Astronomers have captured tidal disruption flares from a Supermassive Black Hole gulping the stars. This is the fourth potential light echo based on WISE data has been reported by Ning Jiang, a postdoctoral researcher at the University of Science and Technology of China.
Gargantuan black holes can be termed as the vacuum cleaners of the space and are splendid at swallowing up the matter and their immediate surrounding due to their immense gravitational pull. The Black Hole has always been an enigma, and it is only now that we understand its properties. Whenever an unfortunate star passes within its sphere of influence, it is sucked into the hole and gets stretched and compressed as it is sucked in.
Stellar Tidal Disruption
The above phenomenon is termed by astronomers as “stellar tidal disruption.” It releases a gigantic amount of energy which manifests itself as a flare brightening the surroundings. Some such flares have been observed by astronomers, but the rarity and the quickness of the incident make it a bit difficult to understand.
However, the latest NASA’s Wide-field Infrared Survey Explorer is helping scientists to understand such cosmic events better. The Explorer studies how surrounding dust absorbs and re-emits their light, like echoes. It, in turn, helps astronomers to better measure the energy of such flares with much more precision.
“Our study confirms that the dust is there, and that we can use it to determine how much energy was generated in the destruction of the star,” said Varoujan Gorjian, an astronomer at NASA’s Jet Propulsion Laboratory, Pasadena, California, and co-author of the paper led by van Velzen.
Using Time Lag to Better Understand Black Holes
Whenever flares are created in any black holes which are devouring a star, high energy radiations within a broad spectrum including ultraviolet and X-ray light are released destroying any dust which is in the close vicinity. However, dust which is further from the black hole can survive the radiation and later gives off radiation in the infrared radiation.

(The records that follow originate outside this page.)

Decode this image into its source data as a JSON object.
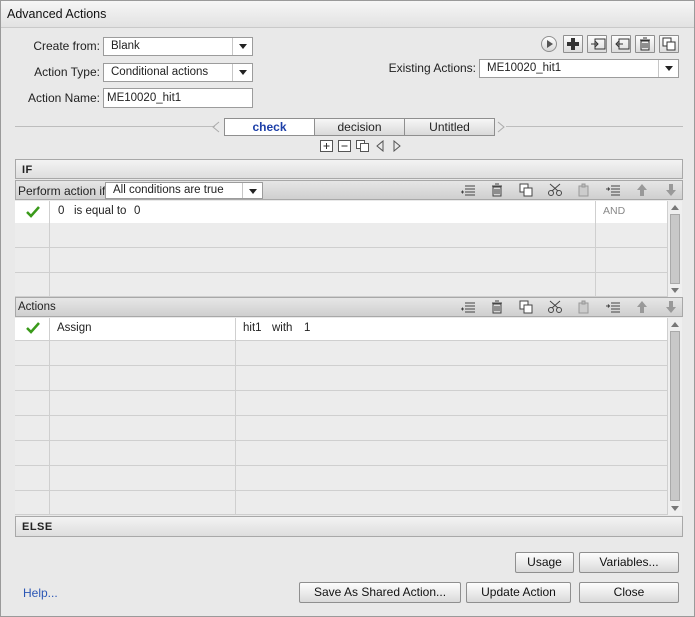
{
  "window": {
    "title": "Advanced Actions"
  },
  "form": {
    "create_from_label": "Create from:",
    "create_from_value": "Blank",
    "action_type_label": "Action Type:",
    "action_type_value": "Conditional actions",
    "action_name_label": "Action Name:",
    "action_name_value": "ME10020_hit1",
    "existing_actions_label": "Existing Actions:",
    "existing_actions_value": "ME10020_hit1"
  },
  "tabs": [
    {
      "label": "check",
      "active": true
    },
    {
      "label": "decision",
      "active": false
    },
    {
      "label": "Untitled",
      "active": false
    }
  ],
  "if_section": {
    "header": "IF",
    "perform_label": "Perform action if:",
    "perform_value": "All conditions are true",
    "conditions": [
      {
        "checked": true,
        "left": "0",
        "operator": "is equal to",
        "right": "0",
        "logic": "AND"
      },
      {
        "checked": false,
        "left": "",
        "operator": "",
        "right": "",
        "logic": ""
      },
      {
        "checked": false,
        "left": "",
        "operator": "",
        "right": "",
        "logic": ""
      },
      {
        "checked": false,
        "left": "",
        "operator": "",
        "right": "",
        "logic": ""
      }
    ]
  },
  "actions_section": {
    "header": "Actions",
    "rows": [
      {
        "checked": true,
        "action": "Assign",
        "target": "hit1",
        "with_label": "with",
        "value": "1"
      },
      {
        "checked": false,
        "action": "",
        "target": "",
        "with_label": "",
        "value": ""
      },
      {
        "checked": false,
        "action": "",
        "target": "",
        "with_label": "",
        "value": ""
      },
      {
        "checked": false,
        "action": "",
        "target": "",
        "with_label": "",
        "value": ""
      },
      {
        "checked": false,
        "action": "",
        "target": "",
        "with_label": "",
        "value": ""
      },
      {
        "checked": false,
        "action": "",
        "target": "",
        "with_label": "",
        "value": ""
      },
      {
        "checked": false,
        "action": "",
        "target": "",
        "with_label": "",
        "value": ""
      },
      {
        "checked": false,
        "action": "",
        "target": "",
        "with_label": "",
        "value": ""
      }
    ]
  },
  "else_section": {
    "header": "ELSE"
  },
  "buttons": {
    "usage": "Usage",
    "variables": "Variables...",
    "help": "Help...",
    "save_shared": "Save As Shared Action...",
    "update": "Update Action",
    "close": "Close"
  },
  "toolbar_icons": [
    "preview-icon",
    "add-icon",
    "import-icon",
    "export-icon",
    "delete-icon",
    "duplicate-icon"
  ],
  "colors": {
    "accent": "#1d3fa8",
    "link": "#2b56b5",
    "check": "#3a9a1a"
  }
}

WISE calculates this infrared emission from the dust near a black hole. It gives vital clues about tidal disruption flares and the nature of the dust itself. This process is known as “photo-reverberation” where the lag between the first flash which is in the visible spectrum and the later infrared light variation is used to determine the distance between the dust and the Black Hole.